(Component data from apps and pages)
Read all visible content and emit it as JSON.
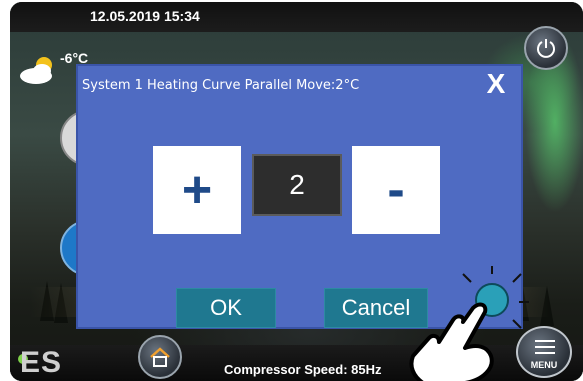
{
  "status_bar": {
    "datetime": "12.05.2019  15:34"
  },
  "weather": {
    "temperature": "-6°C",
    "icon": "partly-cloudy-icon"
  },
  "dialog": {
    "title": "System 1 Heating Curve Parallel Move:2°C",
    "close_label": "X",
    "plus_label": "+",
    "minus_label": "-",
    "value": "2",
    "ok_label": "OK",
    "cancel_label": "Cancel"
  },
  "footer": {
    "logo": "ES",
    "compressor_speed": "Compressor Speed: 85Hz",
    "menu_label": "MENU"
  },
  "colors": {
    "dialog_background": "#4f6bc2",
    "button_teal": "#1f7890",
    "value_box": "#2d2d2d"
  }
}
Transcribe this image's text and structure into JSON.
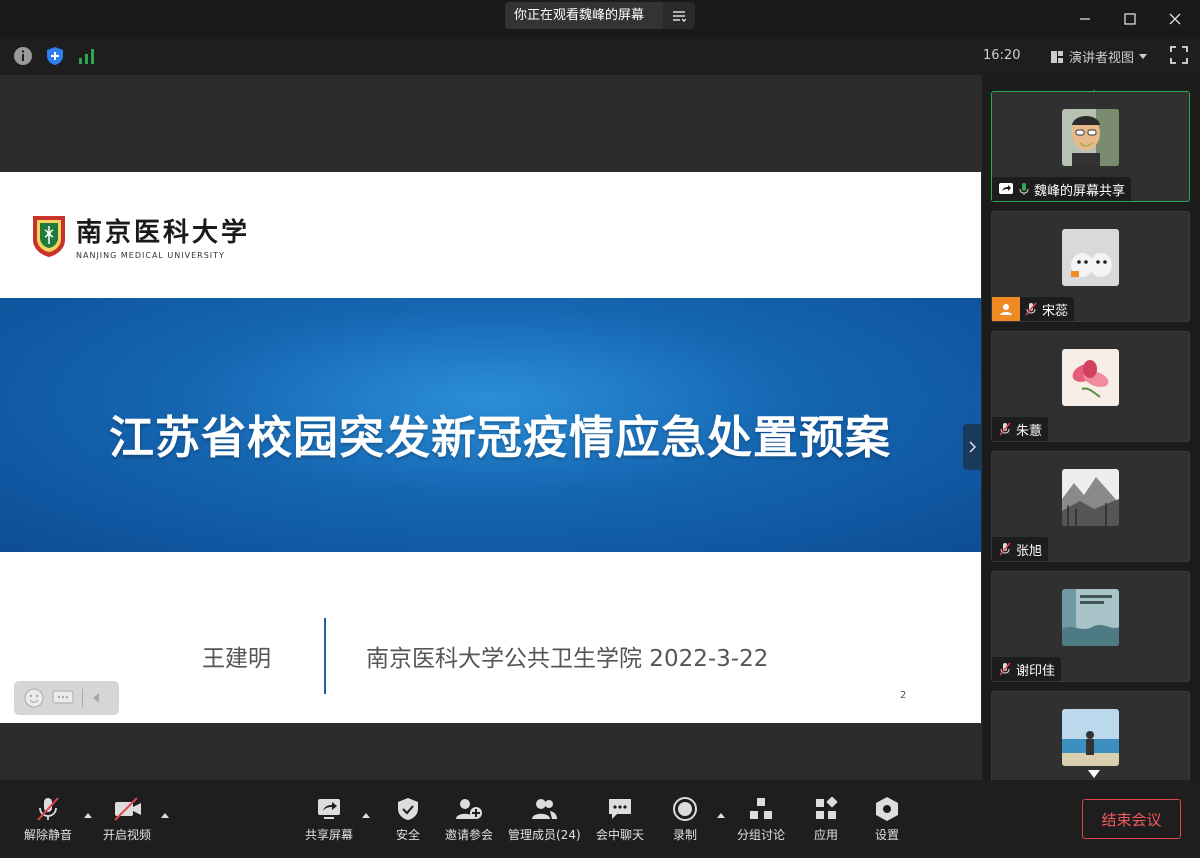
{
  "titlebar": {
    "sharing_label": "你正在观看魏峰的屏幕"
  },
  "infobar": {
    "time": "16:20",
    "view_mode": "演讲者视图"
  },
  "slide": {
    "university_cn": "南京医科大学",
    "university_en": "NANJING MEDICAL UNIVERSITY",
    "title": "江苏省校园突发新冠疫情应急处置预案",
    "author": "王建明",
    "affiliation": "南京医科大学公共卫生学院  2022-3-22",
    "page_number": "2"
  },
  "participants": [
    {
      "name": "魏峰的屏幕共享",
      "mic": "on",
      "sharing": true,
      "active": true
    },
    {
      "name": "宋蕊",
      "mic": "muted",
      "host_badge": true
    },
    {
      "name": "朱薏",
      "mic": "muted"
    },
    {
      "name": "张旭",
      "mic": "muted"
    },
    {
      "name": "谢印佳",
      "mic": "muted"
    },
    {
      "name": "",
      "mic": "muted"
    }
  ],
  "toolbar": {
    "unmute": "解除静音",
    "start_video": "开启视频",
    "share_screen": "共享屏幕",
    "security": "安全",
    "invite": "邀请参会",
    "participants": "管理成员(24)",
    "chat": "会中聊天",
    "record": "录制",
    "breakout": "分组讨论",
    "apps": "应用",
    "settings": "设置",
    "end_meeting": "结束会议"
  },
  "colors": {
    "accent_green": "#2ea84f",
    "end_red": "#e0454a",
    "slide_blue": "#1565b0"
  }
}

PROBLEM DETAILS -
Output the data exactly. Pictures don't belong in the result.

SOLUTION TO THIS TASK -
Read all visible content and emit it as JSON.
{
  "status_bar": {
    "datetime": "12.05.2019  15:34"
  },
  "weather": {
    "temperature": "-6°C",
    "icon": "partly-cloudy-icon"
  },
  "dialog": {
    "title": "System 1 Heating Curve Parallel Move:2°C",
    "close_label": "X",
    "plus_label": "+",
    "minus_label": "-",
    "value": "2",
    "ok_label": "OK",
    "cancel_label": "Cancel"
  },
  "footer": {
    "logo": "ES",
    "compressor_speed": "Compressor Speed: 85Hz",
    "menu_label": "MENU"
  },
  "colors": {
    "dialog_background": "#4f6bc2",
    "button_teal": "#1f7890",
    "value_box": "#2d2d2d"
  }
}
Transcribe this image's text and structure into JSON.
{
  "titlebar": {
    "sharing_label": "你正在观看魏峰的屏幕"
  },
  "infobar": {
    "time": "16:20",
    "view_mode": "演讲者视图"
  },
  "slide": {
    "university_cn": "南京医科大学",
    "university_en": "NANJING MEDICAL UNIVERSITY",
    "title": "江苏省校园突发新冠疫情应急处置预案",
    "author": "王建明",
    "affiliation": "南京医科大学公共卫生学院  2022-3-22",
    "page_number": "2"
  },
  "participants": [
    {
      "name": "魏峰的屏幕共享",
      "mic": "on",
      "sharing": true,
      "active": true
    },
    {
      "name": "宋蕊",
      "mic": "muted",
      "host_badge": true
    },
    {
      "name": "朱薏",
      "mic": "muted"
    },
    {
      "name": "张旭",
      "mic": "muted"
    },
    {
      "name": "谢印佳",
      "mic": "muted"
    },
    {
      "name": "",
      "mic": "muted"
    }
  ],
  "toolbar": {
    "unmute": "解除静音",
    "start_video": "开启视频",
    "share_screen": "共享屏幕",
    "security": "安全",
    "invite": "邀请参会",
    "participants": "管理成员(24)",
    "chat": "会中聊天",
    "record": "录制",
    "breakout": "分组讨论",
    "apps": "应用",
    "settings": "设置",
    "end_meeting": "结束会议"
  },
  "colors": {
    "accent_green": "#2ea84f",
    "end_red": "#e0454a",
    "slide_blue": "#1565b0"
  }
}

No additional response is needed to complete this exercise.